(Beginning of Listed entries)
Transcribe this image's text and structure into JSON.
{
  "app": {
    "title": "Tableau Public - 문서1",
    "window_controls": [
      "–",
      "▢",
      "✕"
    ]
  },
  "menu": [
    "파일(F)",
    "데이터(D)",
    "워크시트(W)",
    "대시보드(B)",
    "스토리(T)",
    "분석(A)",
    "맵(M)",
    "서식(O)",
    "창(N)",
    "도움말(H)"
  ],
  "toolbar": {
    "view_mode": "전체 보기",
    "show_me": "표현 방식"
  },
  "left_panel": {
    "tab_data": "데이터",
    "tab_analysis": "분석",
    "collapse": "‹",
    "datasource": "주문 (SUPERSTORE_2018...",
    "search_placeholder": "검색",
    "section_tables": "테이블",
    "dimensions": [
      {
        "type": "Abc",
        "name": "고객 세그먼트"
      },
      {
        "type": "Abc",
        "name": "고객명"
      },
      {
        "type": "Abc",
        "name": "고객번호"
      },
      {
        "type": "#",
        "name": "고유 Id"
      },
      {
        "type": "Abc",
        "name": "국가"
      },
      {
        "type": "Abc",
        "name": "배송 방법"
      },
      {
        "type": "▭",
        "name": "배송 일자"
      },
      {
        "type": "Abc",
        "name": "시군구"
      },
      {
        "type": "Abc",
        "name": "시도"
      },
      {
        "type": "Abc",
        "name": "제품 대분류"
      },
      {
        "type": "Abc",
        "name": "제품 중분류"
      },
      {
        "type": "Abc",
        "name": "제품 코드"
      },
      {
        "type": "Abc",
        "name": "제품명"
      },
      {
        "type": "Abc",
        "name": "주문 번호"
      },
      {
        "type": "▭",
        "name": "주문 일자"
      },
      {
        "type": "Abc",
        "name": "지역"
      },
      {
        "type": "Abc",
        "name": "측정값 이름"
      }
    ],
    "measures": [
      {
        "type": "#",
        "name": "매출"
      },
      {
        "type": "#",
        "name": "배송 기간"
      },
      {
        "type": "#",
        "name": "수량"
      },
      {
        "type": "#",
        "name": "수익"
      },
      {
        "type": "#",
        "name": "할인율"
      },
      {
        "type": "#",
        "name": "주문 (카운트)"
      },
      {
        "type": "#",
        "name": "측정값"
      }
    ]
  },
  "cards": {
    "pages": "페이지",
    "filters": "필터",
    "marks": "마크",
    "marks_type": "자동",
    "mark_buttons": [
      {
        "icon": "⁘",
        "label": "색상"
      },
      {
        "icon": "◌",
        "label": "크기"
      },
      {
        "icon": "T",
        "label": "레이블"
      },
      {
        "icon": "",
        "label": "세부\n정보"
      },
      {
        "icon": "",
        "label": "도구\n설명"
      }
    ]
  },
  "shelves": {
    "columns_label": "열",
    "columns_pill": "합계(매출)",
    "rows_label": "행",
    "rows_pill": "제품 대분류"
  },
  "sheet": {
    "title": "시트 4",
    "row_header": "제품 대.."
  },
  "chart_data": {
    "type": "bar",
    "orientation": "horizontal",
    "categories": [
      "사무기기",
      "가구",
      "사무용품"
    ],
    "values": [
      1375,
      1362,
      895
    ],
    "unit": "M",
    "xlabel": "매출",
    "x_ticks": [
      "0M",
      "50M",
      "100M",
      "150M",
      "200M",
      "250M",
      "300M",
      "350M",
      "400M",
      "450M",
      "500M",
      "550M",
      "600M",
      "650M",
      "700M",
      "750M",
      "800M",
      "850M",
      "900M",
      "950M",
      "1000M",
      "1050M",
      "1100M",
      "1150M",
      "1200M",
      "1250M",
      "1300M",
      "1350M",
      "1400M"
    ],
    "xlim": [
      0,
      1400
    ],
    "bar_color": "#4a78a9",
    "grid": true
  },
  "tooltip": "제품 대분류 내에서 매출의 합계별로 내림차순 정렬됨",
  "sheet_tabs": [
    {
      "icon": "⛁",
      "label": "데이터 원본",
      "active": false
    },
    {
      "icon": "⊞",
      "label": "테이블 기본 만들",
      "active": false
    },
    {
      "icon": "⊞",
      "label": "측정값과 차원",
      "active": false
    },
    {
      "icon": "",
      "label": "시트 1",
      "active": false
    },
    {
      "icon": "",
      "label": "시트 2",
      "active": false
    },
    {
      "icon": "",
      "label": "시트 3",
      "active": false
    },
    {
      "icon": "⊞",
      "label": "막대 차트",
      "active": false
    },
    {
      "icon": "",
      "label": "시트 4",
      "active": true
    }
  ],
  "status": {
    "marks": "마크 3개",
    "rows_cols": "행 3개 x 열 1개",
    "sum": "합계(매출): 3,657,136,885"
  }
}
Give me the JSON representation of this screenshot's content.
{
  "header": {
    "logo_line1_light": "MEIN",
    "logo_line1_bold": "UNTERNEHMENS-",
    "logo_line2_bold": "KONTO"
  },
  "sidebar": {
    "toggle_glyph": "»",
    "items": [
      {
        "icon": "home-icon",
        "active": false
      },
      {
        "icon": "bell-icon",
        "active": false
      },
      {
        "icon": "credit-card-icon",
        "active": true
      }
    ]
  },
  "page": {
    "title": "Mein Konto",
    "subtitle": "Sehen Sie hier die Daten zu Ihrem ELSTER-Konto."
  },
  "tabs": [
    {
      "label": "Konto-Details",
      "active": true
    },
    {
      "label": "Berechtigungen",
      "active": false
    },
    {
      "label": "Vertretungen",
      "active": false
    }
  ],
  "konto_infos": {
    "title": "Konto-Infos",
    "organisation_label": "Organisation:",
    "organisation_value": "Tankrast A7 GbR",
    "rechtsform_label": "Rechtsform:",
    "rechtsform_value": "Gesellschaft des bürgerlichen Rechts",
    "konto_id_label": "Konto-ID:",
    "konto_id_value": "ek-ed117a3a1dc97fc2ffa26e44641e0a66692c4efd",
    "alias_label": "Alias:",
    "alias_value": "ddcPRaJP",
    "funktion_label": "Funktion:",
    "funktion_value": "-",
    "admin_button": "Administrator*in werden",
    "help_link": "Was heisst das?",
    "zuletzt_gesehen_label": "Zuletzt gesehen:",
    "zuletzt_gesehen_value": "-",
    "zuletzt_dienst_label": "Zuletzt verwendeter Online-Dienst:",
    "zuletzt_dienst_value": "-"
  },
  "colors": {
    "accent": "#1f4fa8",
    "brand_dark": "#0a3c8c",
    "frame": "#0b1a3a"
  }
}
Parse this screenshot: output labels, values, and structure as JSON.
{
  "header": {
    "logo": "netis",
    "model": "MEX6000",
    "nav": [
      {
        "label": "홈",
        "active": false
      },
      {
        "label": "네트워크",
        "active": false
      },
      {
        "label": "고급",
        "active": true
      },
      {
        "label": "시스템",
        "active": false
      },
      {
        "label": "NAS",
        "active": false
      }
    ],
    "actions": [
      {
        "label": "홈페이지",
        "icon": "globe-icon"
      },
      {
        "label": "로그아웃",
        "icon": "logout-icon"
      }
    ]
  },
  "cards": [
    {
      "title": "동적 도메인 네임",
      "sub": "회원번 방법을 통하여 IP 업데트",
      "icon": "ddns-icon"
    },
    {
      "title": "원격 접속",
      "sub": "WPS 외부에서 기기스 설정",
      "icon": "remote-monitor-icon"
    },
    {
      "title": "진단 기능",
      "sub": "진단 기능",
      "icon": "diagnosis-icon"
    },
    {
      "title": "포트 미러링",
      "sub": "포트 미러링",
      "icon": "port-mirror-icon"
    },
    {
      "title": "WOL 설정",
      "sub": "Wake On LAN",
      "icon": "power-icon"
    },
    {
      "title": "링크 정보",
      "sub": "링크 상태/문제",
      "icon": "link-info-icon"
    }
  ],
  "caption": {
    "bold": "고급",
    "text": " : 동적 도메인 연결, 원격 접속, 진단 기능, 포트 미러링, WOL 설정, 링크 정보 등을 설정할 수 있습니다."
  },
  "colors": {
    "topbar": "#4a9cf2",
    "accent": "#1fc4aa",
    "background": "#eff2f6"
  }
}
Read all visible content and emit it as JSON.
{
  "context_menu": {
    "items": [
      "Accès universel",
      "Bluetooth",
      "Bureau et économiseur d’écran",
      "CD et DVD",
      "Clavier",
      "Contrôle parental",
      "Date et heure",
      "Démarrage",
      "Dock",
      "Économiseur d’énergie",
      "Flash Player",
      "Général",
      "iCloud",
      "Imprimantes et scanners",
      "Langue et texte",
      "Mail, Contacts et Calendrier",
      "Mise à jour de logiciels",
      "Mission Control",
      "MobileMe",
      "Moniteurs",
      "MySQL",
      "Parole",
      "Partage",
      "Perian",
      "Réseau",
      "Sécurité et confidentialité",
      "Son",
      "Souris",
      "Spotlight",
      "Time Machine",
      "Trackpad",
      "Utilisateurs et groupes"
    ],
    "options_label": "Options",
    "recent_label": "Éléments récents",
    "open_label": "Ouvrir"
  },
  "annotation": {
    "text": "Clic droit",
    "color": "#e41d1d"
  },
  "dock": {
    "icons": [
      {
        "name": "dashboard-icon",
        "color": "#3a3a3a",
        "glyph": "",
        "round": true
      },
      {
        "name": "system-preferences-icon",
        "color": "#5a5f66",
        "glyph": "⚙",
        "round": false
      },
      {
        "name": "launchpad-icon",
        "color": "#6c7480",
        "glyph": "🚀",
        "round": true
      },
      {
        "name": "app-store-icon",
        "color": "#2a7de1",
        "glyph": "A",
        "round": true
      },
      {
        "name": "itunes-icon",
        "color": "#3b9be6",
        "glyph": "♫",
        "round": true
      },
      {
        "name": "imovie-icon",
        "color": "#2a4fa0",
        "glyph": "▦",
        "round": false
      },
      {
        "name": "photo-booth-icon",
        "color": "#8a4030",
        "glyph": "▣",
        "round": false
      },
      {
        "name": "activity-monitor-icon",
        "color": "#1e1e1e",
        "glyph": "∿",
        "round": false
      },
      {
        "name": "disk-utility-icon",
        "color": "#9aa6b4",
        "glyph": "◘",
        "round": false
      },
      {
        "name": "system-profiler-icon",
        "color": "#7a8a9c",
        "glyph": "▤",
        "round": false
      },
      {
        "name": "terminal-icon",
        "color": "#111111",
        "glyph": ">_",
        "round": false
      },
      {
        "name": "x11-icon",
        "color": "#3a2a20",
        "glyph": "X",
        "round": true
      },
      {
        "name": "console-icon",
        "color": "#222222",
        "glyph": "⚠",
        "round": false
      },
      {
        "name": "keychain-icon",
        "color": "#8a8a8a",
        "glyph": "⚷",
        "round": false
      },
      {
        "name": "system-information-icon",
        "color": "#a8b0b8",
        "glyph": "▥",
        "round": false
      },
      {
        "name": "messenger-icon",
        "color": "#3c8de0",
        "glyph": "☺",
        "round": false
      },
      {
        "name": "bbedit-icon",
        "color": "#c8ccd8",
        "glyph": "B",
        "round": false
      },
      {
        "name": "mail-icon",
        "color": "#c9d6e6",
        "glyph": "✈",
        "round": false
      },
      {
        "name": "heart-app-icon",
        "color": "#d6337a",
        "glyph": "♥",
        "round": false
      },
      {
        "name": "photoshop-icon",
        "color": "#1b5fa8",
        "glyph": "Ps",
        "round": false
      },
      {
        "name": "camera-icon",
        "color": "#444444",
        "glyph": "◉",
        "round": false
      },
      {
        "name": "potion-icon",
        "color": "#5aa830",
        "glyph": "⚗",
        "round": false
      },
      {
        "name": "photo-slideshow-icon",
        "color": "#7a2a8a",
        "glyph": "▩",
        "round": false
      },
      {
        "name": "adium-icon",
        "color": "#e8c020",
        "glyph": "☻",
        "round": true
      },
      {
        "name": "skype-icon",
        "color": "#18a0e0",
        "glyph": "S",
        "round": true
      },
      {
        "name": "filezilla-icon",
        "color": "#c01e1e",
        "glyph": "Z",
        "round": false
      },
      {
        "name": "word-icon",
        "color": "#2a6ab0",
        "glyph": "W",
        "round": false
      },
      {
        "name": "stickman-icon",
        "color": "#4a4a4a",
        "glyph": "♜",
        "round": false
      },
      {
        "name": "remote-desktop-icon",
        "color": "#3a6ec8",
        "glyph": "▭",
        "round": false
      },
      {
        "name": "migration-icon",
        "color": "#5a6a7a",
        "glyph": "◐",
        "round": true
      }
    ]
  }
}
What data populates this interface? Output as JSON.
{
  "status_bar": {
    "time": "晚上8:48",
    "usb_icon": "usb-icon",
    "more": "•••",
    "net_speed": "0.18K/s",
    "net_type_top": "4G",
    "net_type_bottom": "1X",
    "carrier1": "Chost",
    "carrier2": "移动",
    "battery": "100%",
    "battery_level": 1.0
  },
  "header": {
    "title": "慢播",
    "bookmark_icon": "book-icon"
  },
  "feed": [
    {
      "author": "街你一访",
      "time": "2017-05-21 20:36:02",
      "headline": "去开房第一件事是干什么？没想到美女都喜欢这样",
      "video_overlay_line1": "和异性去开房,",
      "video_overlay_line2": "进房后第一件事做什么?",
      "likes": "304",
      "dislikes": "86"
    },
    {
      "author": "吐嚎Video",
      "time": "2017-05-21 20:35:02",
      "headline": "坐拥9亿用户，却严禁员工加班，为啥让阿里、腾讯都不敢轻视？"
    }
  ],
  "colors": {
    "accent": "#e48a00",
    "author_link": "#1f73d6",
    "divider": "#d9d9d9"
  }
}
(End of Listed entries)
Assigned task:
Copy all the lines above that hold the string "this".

Finished task:
Transcribe this image's text and structure into JSON.
Give me the JSON representation of this screenshot's content.
Parse this screenshot: output labels, values, and structure as JSON.
What data populates this interface? Output as JSON.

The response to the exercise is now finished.